Dubbed the “problem house” by the Ruhr Valley city's press, the eight-floor building in western Germany is officially home to 139 residents, mostly Roma. Police believe there are many more crammed into the 46 flats, Der Spiegel magazine reported on Thursday.
Despite squalid conditions inside and out, one resident said he paid €300 per month for a two-room flat which the magazine said was indescribably horrid. He had come to Germany from Romania - travelling within the European Union - in search of a better life.
But, due to the labour ban still imposed on people coming to Germany from Romania and Bulgaria, none of those setting up home in Germany are allowed to work legally. This leaves people living in places like the Duisburg building bored, impoverished and disappointed.

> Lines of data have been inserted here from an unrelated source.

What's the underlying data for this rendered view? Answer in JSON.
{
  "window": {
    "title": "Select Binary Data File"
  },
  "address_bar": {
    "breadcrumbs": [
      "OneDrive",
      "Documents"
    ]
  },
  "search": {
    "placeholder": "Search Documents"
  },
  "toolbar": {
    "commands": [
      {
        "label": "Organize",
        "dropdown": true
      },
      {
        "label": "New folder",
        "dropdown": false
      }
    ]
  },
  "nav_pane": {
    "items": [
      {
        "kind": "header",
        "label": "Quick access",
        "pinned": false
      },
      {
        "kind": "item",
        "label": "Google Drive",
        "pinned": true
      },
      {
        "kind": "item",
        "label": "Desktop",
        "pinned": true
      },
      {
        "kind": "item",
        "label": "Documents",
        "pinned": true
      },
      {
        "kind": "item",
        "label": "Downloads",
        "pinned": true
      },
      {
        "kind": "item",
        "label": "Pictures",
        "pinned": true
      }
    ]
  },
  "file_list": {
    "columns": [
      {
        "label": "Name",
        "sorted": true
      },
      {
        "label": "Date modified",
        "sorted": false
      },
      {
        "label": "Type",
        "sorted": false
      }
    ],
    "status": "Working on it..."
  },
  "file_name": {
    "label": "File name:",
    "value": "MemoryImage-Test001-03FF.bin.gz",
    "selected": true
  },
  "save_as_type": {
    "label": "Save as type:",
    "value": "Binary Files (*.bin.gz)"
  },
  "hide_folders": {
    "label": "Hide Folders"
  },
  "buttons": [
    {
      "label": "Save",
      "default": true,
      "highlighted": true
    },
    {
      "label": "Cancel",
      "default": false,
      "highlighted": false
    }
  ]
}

Duisburg police documents seen by Der Spiegel stated that neighbours had “understandably” complained about the Roma living in the building.

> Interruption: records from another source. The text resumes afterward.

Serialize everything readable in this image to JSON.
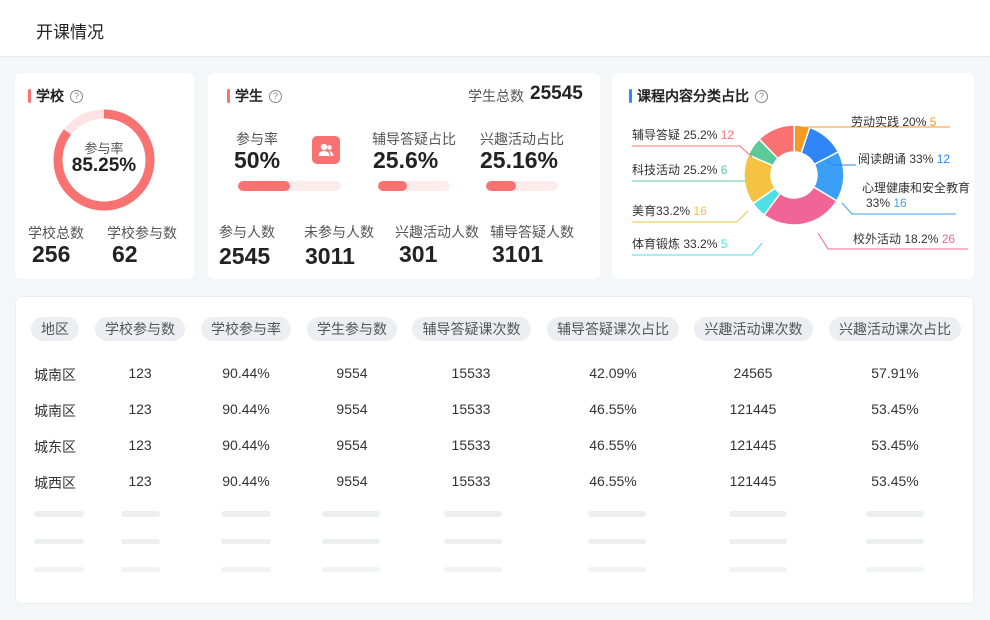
{
  "page": {
    "title": "开课情况"
  },
  "school": {
    "title": "学校",
    "gauge_label": "参与率",
    "gauge_value": "85.25%",
    "gauge_fraction": 0.8525,
    "total_label": "学校总数",
    "total_value": "256",
    "participating_label": "学校参与数",
    "participating_value": "62"
  },
  "student": {
    "title": "学生",
    "total_label": "学生总数",
    "total_value": "25545",
    "metrics": [
      {
        "label": "参与率",
        "value": "50%",
        "fraction": 0.5
      },
      {
        "label": "辅导答疑占比",
        "value": "25.6%",
        "fraction": 0.4
      },
      {
        "label": "兴趣活动占比",
        "value": "25.16%",
        "fraction": 0.42
      }
    ],
    "counts": [
      {
        "label": "参与人数",
        "value": "2545"
      },
      {
        "label": "未参与人数",
        "value": "3011"
      },
      {
        "label": "兴趣活动人数",
        "value": "301"
      },
      {
        "label": "辅导答疑人数",
        "value": "3101"
      }
    ]
  },
  "course": {
    "title": "课程内容分类占比",
    "legend": [
      {
        "name": "辅导答疑",
        "pct": "25.2%",
        "count": "12",
        "color": "#f87272"
      },
      {
        "name": "科技活动",
        "pct": "25.2%",
        "count": "6",
        "color": "#5cc99a"
      },
      {
        "name": "美育",
        "pct": "33.2%",
        "count": "16",
        "color": "#f5c242"
      },
      {
        "name": "体育锻炼",
        "pct": "33.2%",
        "count": "5",
        "color": "#4fe0e6"
      },
      {
        "name": "劳动实践",
        "pct": "20%",
        "count": "5",
        "color": "#f59a23"
      },
      {
        "name": "阅读朗诵",
        "pct": "33%",
        "count": "12",
        "color": "#2f86f6"
      },
      {
        "name": "心理健康和安全教育",
        "pct": "33%",
        "count": "16",
        "color": "#3ba0f5"
      },
      {
        "name": "校外活动",
        "pct": "18.2%",
        "count": "26",
        "color": "#f06595"
      }
    ]
  },
  "chart_data": {
    "type": "pie",
    "categories": [
      "劳动实践",
      "阅读朗诵",
      "心理健康和安全教育",
      "校外活动",
      "体育锻炼",
      "美育",
      "科技活动",
      "辅导答疑"
    ],
    "values": [
      5,
      12,
      16,
      26,
      5,
      16,
      6,
      12
    ],
    "colors": [
      "#f59a23",
      "#2f86f6",
      "#3ba0f5",
      "#f06595",
      "#4fe0e6",
      "#f5c242",
      "#5cc99a",
      "#f87272"
    ]
  },
  "table": {
    "headers": [
      "地区",
      "学校参与数",
      "学校参与率",
      "学生参与数",
      "辅导答疑课次数",
      "辅导答疑课次占比",
      "兴趣活动课次数",
      "兴趣活动课次占比"
    ],
    "rows": [
      [
        "城南区",
        "123",
        "90.44%",
        "9554",
        "15533",
        "42.09%",
        "24565",
        "57.91%"
      ],
      [
        "城南区",
        "123",
        "90.44%",
        "9554",
        "15533",
        "46.55%",
        "121445",
        "53.45%"
      ],
      [
        "城东区",
        "123",
        "90.44%",
        "9554",
        "15533",
        "46.55%",
        "121445",
        "53.45%"
      ],
      [
        "城西区",
        "123",
        "90.44%",
        "9554",
        "15533",
        "46.55%",
        "121445",
        "53.45%"
      ]
    ]
  }
}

“The houses are rubbish-strewn, the area around them a complete mess and the standard of hygiene unacceptable,” the report said. It added that residents were often spotted going to the toilet outdoors.
People living nearby have become increasingly hostile and even aggressive towards the people living in the building. Police files talk of young local Turks chasing the Roma, while one man living in the building said none of the nearby shop owners would serve him.
And although the public have not been informed, Der Spiegel said that a few weeks ago, a group of three or four masked men armed with sticks and knuckle-dusters attacked a group of five young Roma in a park. "It is to be assumed that this was a targeted attack by young Turkish-heritage men on equally young Roma of Romanian nationality," the magazine quoted a police report.
Hundreds of others watched and some were cheering on the attack, the officer wrote. He described the background to the attack as probably, "the stronger and unregulated growth of the Roma group and the associated nuisance."
The building is owned by a man identified only as Branko B., by the magazine. He is said to be a leading figure in the city's red light district and owns at least one brothel.
“I have never been [to the building], I leave it down to my manager,” Branko B. told Der Spiegel.